So, no thank you, minimalist gurus, I won't be getting rid of the stuff I keep for sentimental or aesthetic reasons. If you change your mind about keeping something, that's easily fixed, but there's no way to get back stuff you ditched if you have a change of heart later. What are you going to do - go to the op shop to try to hunt down the woman who bought your old teddy with the intention of wrenching it from her kid's hands?

I think this hardcore approach to decluttering bothers me because it's so unemotional and shows no appreciation for beauty and the pleasure it can bring. For me, an emotional connection to things and the appreciation of beauty outweigh the pleasure of ruthlessly downsizing my possessions to the bare minimum...or at least I suspect so since I haven't done any ruthless downsizing for comparison. 

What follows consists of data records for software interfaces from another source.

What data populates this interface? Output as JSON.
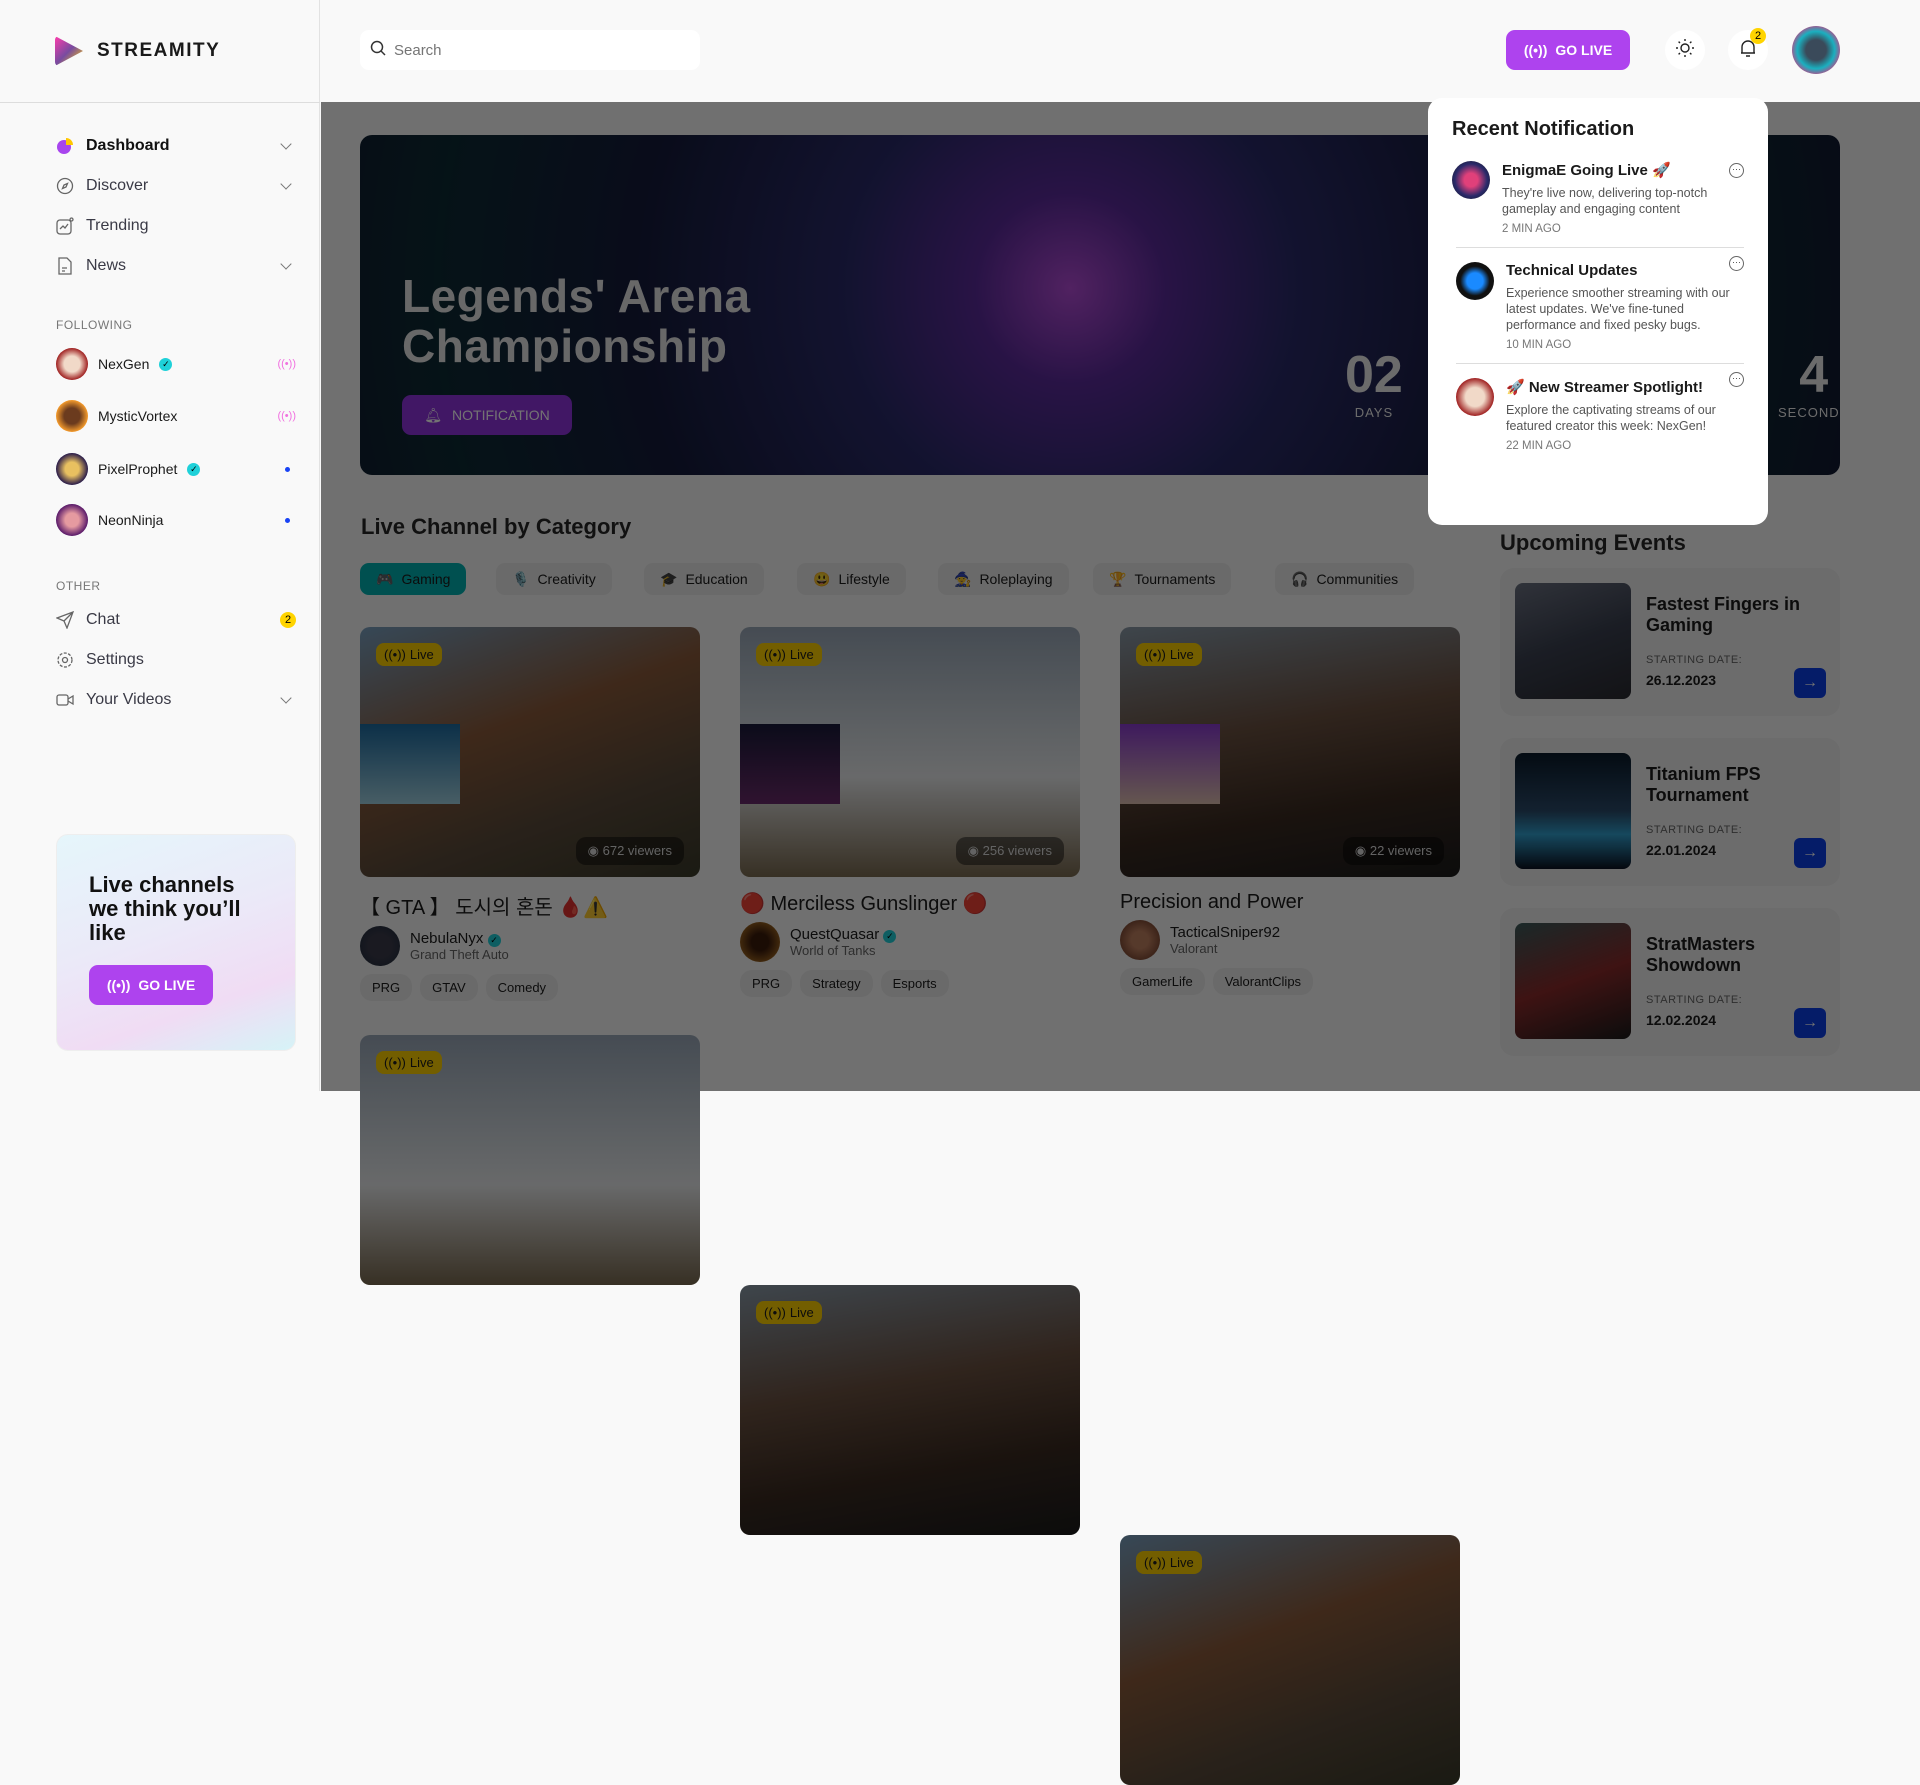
{
  "brand": {
    "name": "STREAMITY"
  },
  "colors": {
    "accent": "#ae43ee",
    "live": "#ffd100",
    "active_category": "#00b2b2",
    "event_button": "#0b3ee6",
    "notif_badge": "#ffd400"
  },
  "sidebar": {
    "nav": [
      {
        "label": "Dashboard",
        "icon": "dashboard-pie-icon",
        "expandable": true,
        "active": true
      },
      {
        "label": "Discover",
        "icon": "compass-icon",
        "expandable": true
      },
      {
        "label": "Trending",
        "icon": "trending-chart-icon",
        "expandable": false
      },
      {
        "label": "News",
        "icon": "document-icon",
        "expandable": true
      }
    ],
    "following_label": "FOLLOWING",
    "following": [
      {
        "name": "NexGen",
        "verified": true,
        "status": "live"
      },
      {
        "name": "MysticVortex",
        "verified": false,
        "status": "live"
      },
      {
        "name": "PixelProphet",
        "verified": true,
        "status": "online"
      },
      {
        "name": "NeonNinja",
        "verified": false,
        "status": "online"
      }
    ],
    "other_label": "OTHER",
    "other": [
      {
        "label": "Chat",
        "icon": "send-icon",
        "badge": "2"
      },
      {
        "label": "Settings",
        "icon": "gear-icon"
      },
      {
        "label": "Your Videos",
        "icon": "video-camera-icon",
        "expandable": true
      }
    ],
    "promo": {
      "title": "Live channels we think you’ll like",
      "button": "GO LIVE"
    }
  },
  "header": {
    "search_placeholder": "Search",
    "go_live": "GO LIVE",
    "notifications_count": "2"
  },
  "hero": {
    "title_line1": "Legends' Arena",
    "title_line2": "Championship",
    "button": "NOTIFICATION",
    "countdown": [
      {
        "value": "02",
        "label": "DAYS"
      },
      {
        "value": "4",
        "label": "SECONDS"
      }
    ]
  },
  "categories": {
    "title": "Live Channel by Category",
    "items": [
      {
        "label": "Gaming",
        "icon": "🎮",
        "active": true
      },
      {
        "label": "Creativity",
        "icon": "🎙️"
      },
      {
        "label": "Education",
        "icon": "🎓"
      },
      {
        "label": "Lifestyle",
        "icon": "😃"
      },
      {
        "label": "Roleplaying",
        "icon": "🧙"
      },
      {
        "label": "Tournaments",
        "icon": "🏆"
      },
      {
        "label": "Communities",
        "icon": "🎧"
      }
    ]
  },
  "streams": [
    {
      "live": "Live",
      "viewers": "672 viewers",
      "title": "【 GTA 】 도시의 혼돈 🩸⚠️",
      "streamer": "NebulaNyx",
      "verified": true,
      "game": "Grand Theft Auto",
      "tags": [
        "PRG",
        "GTAV",
        "Comedy"
      ]
    },
    {
      "live": "Live",
      "viewers": "256 viewers",
      "title": "🔴 Merciless Gunslinger 🔴",
      "streamer": "QuestQuasar",
      "verified": true,
      "game": "World of Tanks",
      "tags": [
        "PRG",
        "Strategy",
        "Esports"
      ]
    },
    {
      "live": "Live",
      "viewers": "22 viewers",
      "title": "Precision and Power",
      "streamer": "TacticalSniper92",
      "verified": false,
      "game": "Valorant",
      "tags": [
        "GamerLife",
        "ValorantClips"
      ]
    }
  ],
  "streams_row2": [
    {
      "live": "Live"
    },
    {
      "live": "Live"
    },
    {
      "live": "Live"
    }
  ],
  "events": {
    "title": "Upcoming Events",
    "date_label": "STARTING DATE:",
    "items": [
      {
        "title": "Fastest Fingers in Gaming",
        "date": "26.12.2023"
      },
      {
        "title": "Titanium FPS Tournament",
        "date": "22.01.2024"
      },
      {
        "title": "StratMasters Showdown",
        "date": "12.02.2024"
      }
    ]
  },
  "notifications": {
    "title": "Recent Notification",
    "items": [
      {
        "title": "EnigmaE Going Live 🚀",
        "body": "They're live now, delivering top-notch gameplay and engaging content",
        "time": "2 MIN AGO"
      },
      {
        "title": "Technical Updates",
        "body": "Experience smoother streaming with our latest updates. We've fine-tuned performance and fixed pesky bugs.",
        "time": "10 MIN AGO"
      },
      {
        "title": "🚀 New Streamer Spotlight!",
        "body": "Explore the captivating streams of our featured creator this week: NexGen!",
        "time": "22 MIN AGO"
      }
    ]
  }
}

Another aspect of minimalism that annoys me is the way some minimalists can seem a bit sanctimonious and sneering, as if they think owning less makes you superior to someone with a house full of stuff. As if spending your money on experiences is inherently more worthy than spending it on goods. I can't say I've read anything explicitly stating views along these lines, it's more of a tone I detect...or maybe imagine because I feel as if I'm being judged for owning so many pairs of shoes. 

The question of wardrobe downsizing is one area where I find some minimalists are quite sneery, I guess because caring about fashion or style is so pointless and ditzy and superficial and ridiculous. The man who dies with the tiniest wardrobe wins, apparently. It's like they are engaged in a competition to see who can pare their wardrobe down to only a loincloth and a pair of thongs (the footwear kind). 

I will never be a wardrobe minimalist (as you've no doubt gathered already). Clothes aren't just for keeping warm/cool and covering my rude bits.  I love my clothes and shoes. I enjoy thinking about what to wear and putting together my outfits. I  love that feeling you get when you look in the mirror and know you are rocking that outfit like nobody's business. Many don't feel the same, and that's fine for them, but don't sneer at me or think me superficial because I have a lot of clothes and get pleasure from looking good.

But I'm a total hypocrite because I can be sanctimonious and sneery too, like when I see stuff like this on Pinterest: 
I just think, "What sort of a life is that?" I feel sorry for people who are on this work-consume-work treadmill.  There's so much more to life than working and consuming (this part of minimalism I'm totally on board with). Leaving aside the moral and ethical issues inherent in excess consumption, if they are happy, then I should just STFU. It's their life, their money, and their business.

Ultimately, the minimalist movement is broad and I've only explored a small part of it so far (the hardcore sanctimonious part, it seems).  Perhaps I need to seek my minimalism inspiration and advice elsewhere. I've not read any Marie Kondo, the new doyenne of decluttering, but I suspect her approach might be more my style given she lets you keep things that "spark joy".